Source information.

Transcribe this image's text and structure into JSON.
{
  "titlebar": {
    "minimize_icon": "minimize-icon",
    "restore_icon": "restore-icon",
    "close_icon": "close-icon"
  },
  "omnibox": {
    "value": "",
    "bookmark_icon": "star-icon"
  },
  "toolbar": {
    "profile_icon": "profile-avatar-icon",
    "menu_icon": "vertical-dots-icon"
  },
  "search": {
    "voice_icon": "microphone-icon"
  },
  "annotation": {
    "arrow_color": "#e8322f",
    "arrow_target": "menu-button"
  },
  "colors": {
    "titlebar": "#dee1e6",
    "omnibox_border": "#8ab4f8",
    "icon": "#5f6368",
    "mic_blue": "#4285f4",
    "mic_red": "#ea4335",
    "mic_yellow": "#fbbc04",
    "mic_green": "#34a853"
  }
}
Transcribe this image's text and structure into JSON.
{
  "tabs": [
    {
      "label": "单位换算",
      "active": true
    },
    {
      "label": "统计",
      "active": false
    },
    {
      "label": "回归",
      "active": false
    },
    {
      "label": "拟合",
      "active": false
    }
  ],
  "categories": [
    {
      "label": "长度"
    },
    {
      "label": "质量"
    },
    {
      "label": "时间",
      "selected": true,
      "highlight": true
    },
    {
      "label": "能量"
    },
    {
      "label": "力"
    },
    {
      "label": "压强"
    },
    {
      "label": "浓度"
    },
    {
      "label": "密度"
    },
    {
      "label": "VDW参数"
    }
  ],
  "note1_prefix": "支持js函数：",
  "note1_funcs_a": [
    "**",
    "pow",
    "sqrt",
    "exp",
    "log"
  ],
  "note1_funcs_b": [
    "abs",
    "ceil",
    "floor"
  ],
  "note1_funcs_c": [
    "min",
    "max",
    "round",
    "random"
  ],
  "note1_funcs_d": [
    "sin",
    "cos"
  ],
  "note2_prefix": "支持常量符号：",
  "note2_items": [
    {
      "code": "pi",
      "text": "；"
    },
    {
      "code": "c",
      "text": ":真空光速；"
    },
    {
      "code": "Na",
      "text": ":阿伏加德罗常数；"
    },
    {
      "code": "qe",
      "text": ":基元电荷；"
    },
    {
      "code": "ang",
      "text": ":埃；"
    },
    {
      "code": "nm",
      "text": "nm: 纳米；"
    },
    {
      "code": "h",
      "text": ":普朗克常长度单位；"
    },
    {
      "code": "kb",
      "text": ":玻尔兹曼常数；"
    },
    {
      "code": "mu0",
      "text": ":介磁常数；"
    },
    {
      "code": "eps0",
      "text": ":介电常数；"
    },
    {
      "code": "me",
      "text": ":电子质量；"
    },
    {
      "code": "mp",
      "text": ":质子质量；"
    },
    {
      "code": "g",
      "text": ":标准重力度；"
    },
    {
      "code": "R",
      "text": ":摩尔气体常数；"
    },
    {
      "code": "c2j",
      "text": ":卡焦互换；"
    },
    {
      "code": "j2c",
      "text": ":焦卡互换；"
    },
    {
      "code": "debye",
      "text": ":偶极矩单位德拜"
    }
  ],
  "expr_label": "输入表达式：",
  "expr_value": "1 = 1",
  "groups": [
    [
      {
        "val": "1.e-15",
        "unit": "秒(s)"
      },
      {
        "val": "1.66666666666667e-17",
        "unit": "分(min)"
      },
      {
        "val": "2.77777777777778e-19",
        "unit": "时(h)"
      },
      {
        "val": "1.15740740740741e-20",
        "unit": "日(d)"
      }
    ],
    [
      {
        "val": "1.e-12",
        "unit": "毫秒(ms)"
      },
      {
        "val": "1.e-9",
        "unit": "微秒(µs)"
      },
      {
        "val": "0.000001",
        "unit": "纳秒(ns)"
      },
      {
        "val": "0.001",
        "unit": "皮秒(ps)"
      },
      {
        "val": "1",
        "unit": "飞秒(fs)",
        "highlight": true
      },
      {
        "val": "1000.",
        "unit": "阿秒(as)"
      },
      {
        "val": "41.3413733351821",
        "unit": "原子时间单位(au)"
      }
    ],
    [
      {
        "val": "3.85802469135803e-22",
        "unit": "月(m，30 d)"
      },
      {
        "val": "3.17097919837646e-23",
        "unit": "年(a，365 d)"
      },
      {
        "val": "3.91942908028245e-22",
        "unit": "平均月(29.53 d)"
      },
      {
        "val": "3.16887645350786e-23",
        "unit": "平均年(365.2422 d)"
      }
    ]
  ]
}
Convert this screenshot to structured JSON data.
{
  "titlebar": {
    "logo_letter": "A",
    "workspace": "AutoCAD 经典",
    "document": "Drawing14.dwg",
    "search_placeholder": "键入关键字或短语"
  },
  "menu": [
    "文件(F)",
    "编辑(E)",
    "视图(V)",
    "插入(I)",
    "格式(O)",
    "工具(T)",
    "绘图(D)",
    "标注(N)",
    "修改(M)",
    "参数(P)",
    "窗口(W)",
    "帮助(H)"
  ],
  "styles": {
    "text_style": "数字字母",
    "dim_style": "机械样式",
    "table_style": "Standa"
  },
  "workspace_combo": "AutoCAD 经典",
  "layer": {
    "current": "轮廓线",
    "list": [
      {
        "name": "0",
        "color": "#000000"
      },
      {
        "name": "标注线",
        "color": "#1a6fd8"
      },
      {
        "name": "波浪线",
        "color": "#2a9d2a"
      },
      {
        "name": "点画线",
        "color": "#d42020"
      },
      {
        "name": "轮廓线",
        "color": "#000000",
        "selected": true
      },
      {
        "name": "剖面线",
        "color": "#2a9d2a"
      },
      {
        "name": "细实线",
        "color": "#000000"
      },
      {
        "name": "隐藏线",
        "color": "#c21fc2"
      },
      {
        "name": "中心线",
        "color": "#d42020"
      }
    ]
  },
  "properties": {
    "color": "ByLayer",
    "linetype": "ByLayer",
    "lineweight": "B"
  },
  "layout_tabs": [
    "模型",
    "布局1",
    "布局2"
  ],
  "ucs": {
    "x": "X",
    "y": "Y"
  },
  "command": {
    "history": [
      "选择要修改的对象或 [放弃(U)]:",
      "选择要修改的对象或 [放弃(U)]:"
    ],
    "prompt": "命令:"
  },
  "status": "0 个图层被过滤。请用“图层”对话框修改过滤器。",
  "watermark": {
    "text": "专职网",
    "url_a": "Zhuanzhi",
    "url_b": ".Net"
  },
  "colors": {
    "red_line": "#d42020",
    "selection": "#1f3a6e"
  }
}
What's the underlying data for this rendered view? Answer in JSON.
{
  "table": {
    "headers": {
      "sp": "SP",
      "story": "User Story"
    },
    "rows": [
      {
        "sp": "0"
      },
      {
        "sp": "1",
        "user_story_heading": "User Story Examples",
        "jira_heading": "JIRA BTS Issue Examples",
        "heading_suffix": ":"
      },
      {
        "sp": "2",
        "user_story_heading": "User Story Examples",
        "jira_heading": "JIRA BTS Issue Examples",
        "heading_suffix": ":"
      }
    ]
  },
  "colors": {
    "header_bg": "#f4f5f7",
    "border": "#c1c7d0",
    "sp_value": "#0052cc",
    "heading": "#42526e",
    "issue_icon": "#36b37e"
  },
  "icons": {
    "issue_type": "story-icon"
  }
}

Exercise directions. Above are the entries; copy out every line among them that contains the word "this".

Written answer.
Transcribe this image's text and structure into JSON.
Transcribe this image's text and structure into JSON.
Convert this screenshot to structured JSON data.
What's the underlying data for this rendered view? Answer in JSON.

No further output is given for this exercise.